_PROVIDED DATA_
--------------------------------
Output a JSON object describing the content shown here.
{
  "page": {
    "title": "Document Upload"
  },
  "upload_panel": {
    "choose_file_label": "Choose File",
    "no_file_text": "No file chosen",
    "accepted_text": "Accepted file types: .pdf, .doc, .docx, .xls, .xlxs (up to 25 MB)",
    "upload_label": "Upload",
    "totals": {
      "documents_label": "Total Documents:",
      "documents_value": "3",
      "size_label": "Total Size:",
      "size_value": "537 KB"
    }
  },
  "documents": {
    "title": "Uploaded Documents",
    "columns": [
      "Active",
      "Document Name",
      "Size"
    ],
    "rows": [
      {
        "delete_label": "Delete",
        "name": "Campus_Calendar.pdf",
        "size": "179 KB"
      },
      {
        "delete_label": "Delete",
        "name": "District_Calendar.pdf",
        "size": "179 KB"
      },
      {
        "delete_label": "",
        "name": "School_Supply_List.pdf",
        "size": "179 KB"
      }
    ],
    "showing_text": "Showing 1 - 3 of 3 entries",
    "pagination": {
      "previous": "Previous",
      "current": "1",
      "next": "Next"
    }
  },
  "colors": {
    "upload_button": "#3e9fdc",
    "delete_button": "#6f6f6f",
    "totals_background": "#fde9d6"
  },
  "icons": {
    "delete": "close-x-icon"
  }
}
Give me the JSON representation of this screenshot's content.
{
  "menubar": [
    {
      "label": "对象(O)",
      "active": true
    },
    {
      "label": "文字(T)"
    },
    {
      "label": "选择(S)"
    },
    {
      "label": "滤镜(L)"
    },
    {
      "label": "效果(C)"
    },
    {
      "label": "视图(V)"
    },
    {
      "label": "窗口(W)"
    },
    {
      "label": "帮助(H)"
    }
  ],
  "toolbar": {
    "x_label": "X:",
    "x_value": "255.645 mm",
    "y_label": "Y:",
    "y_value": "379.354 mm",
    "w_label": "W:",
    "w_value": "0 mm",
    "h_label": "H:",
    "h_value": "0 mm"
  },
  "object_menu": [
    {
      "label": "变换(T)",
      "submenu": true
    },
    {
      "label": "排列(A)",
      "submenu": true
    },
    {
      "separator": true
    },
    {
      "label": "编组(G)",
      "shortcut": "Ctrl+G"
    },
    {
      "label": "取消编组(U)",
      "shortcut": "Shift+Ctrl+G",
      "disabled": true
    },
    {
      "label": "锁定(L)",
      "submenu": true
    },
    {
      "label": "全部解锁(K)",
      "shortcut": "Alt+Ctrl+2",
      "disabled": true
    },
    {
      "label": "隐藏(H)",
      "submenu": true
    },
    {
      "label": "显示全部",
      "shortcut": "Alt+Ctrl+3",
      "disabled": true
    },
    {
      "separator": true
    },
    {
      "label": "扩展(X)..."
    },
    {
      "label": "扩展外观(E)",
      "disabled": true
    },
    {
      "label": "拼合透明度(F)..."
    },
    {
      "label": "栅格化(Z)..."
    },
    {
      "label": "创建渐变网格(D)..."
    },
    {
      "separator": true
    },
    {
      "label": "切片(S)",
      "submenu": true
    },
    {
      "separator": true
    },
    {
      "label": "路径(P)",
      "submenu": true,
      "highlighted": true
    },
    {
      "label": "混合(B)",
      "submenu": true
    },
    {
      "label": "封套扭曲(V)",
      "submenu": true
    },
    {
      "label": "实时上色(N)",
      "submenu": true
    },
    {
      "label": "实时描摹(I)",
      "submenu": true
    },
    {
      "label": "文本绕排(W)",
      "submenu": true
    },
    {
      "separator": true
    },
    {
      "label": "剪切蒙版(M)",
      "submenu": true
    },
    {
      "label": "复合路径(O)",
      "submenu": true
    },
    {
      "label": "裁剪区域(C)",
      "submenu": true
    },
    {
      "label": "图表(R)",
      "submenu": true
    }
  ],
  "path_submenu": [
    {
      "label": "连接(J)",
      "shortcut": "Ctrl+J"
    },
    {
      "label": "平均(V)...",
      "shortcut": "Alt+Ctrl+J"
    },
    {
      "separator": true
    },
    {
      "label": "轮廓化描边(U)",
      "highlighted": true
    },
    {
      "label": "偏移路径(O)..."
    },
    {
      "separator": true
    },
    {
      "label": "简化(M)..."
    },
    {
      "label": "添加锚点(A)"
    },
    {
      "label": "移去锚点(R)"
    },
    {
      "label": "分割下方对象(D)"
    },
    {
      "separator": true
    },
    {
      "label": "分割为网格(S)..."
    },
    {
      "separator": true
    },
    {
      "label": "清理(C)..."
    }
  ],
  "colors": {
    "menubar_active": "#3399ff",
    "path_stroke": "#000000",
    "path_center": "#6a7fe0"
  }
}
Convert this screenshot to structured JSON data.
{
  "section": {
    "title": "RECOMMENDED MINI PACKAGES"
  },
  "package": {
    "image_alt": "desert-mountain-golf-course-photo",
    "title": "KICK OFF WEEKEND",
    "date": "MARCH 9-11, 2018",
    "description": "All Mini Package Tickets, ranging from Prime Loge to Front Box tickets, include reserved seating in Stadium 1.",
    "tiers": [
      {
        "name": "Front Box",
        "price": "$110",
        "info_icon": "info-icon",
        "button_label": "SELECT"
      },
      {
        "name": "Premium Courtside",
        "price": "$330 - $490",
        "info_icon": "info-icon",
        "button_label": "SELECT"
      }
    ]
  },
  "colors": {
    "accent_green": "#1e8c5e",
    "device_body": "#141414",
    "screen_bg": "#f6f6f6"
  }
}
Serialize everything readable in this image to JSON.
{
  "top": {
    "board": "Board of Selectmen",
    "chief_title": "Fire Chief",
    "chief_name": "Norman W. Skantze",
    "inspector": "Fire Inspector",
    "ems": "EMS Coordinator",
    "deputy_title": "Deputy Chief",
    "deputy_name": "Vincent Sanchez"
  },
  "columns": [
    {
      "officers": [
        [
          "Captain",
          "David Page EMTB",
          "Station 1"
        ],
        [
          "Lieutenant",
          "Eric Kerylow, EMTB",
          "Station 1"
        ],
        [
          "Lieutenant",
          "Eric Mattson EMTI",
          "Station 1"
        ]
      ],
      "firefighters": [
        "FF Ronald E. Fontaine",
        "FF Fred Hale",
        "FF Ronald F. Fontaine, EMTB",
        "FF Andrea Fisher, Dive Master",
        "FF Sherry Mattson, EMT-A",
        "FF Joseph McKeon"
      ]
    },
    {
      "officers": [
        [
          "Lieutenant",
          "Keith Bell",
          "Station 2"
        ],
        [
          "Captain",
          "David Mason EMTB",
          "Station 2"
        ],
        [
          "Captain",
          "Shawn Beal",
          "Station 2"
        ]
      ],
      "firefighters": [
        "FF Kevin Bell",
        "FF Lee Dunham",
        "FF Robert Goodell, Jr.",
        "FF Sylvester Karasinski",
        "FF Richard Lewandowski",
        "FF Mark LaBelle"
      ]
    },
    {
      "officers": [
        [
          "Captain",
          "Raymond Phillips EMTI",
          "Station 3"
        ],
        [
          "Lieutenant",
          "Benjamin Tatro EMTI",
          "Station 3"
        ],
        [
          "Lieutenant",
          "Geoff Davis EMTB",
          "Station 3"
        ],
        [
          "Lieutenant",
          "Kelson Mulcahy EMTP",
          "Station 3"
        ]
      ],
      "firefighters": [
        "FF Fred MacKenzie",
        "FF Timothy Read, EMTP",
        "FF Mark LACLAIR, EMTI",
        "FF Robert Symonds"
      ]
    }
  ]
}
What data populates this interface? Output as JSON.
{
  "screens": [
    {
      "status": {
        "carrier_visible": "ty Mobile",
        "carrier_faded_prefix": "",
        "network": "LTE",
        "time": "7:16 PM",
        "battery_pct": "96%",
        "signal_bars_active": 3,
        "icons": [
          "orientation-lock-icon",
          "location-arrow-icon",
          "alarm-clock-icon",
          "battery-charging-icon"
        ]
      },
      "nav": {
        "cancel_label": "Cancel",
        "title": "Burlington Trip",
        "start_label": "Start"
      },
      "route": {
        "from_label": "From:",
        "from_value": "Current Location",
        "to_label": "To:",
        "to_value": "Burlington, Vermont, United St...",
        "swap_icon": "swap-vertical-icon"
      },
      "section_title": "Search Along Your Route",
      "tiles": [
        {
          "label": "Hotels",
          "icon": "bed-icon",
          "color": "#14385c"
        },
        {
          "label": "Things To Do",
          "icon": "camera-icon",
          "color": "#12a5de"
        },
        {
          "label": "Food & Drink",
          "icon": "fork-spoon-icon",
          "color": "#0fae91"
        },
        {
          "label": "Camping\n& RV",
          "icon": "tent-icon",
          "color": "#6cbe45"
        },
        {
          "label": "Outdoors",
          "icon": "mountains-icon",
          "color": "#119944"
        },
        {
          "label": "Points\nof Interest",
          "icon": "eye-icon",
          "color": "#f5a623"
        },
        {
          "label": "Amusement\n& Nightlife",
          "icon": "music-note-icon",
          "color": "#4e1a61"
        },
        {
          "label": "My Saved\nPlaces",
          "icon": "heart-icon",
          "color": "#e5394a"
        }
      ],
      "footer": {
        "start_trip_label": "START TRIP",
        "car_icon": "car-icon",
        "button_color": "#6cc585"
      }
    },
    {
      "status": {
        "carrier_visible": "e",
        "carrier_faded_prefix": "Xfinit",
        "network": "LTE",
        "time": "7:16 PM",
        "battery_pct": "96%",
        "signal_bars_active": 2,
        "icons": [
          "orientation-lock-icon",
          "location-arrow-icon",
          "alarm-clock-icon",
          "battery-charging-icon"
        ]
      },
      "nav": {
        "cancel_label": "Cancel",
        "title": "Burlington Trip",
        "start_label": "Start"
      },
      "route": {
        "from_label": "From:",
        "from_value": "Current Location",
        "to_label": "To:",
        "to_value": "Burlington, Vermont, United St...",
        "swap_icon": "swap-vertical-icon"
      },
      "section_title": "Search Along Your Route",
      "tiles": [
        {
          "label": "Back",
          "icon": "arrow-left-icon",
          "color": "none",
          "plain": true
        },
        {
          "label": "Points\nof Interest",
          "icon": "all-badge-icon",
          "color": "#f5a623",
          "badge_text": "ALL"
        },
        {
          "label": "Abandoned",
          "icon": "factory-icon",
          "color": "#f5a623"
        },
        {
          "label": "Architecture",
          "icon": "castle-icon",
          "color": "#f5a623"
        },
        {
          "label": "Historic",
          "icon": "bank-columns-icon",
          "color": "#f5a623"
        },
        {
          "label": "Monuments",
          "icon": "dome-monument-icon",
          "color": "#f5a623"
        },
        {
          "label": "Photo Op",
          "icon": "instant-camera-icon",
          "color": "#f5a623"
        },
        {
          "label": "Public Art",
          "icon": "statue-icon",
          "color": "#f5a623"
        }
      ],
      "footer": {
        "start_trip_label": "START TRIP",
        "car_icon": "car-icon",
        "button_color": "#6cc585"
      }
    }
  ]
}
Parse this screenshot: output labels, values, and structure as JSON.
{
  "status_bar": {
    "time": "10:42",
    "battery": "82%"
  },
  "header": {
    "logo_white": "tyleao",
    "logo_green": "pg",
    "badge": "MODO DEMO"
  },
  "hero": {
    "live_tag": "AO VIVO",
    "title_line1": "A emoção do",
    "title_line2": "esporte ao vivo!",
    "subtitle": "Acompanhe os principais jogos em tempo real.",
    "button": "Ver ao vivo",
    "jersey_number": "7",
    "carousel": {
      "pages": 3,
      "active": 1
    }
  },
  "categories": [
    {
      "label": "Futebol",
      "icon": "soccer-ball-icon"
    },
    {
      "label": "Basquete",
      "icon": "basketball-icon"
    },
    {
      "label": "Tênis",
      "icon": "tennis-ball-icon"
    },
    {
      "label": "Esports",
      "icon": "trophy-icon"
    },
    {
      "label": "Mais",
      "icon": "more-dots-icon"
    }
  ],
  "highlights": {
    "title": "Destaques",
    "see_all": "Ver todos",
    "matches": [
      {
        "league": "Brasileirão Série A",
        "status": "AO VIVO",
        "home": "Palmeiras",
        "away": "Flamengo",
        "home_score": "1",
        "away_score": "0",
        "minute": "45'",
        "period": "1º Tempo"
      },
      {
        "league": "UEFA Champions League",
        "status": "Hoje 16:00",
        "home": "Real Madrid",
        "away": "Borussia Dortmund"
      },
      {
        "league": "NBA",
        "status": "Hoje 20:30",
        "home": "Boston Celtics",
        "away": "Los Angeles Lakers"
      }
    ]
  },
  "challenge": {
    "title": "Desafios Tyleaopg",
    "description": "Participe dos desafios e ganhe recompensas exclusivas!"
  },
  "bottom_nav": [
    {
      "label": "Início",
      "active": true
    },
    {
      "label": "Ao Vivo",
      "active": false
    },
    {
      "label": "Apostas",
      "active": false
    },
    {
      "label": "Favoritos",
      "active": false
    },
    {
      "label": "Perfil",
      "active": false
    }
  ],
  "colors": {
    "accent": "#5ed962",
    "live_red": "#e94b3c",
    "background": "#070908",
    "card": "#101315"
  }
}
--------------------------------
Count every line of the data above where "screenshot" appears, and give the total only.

3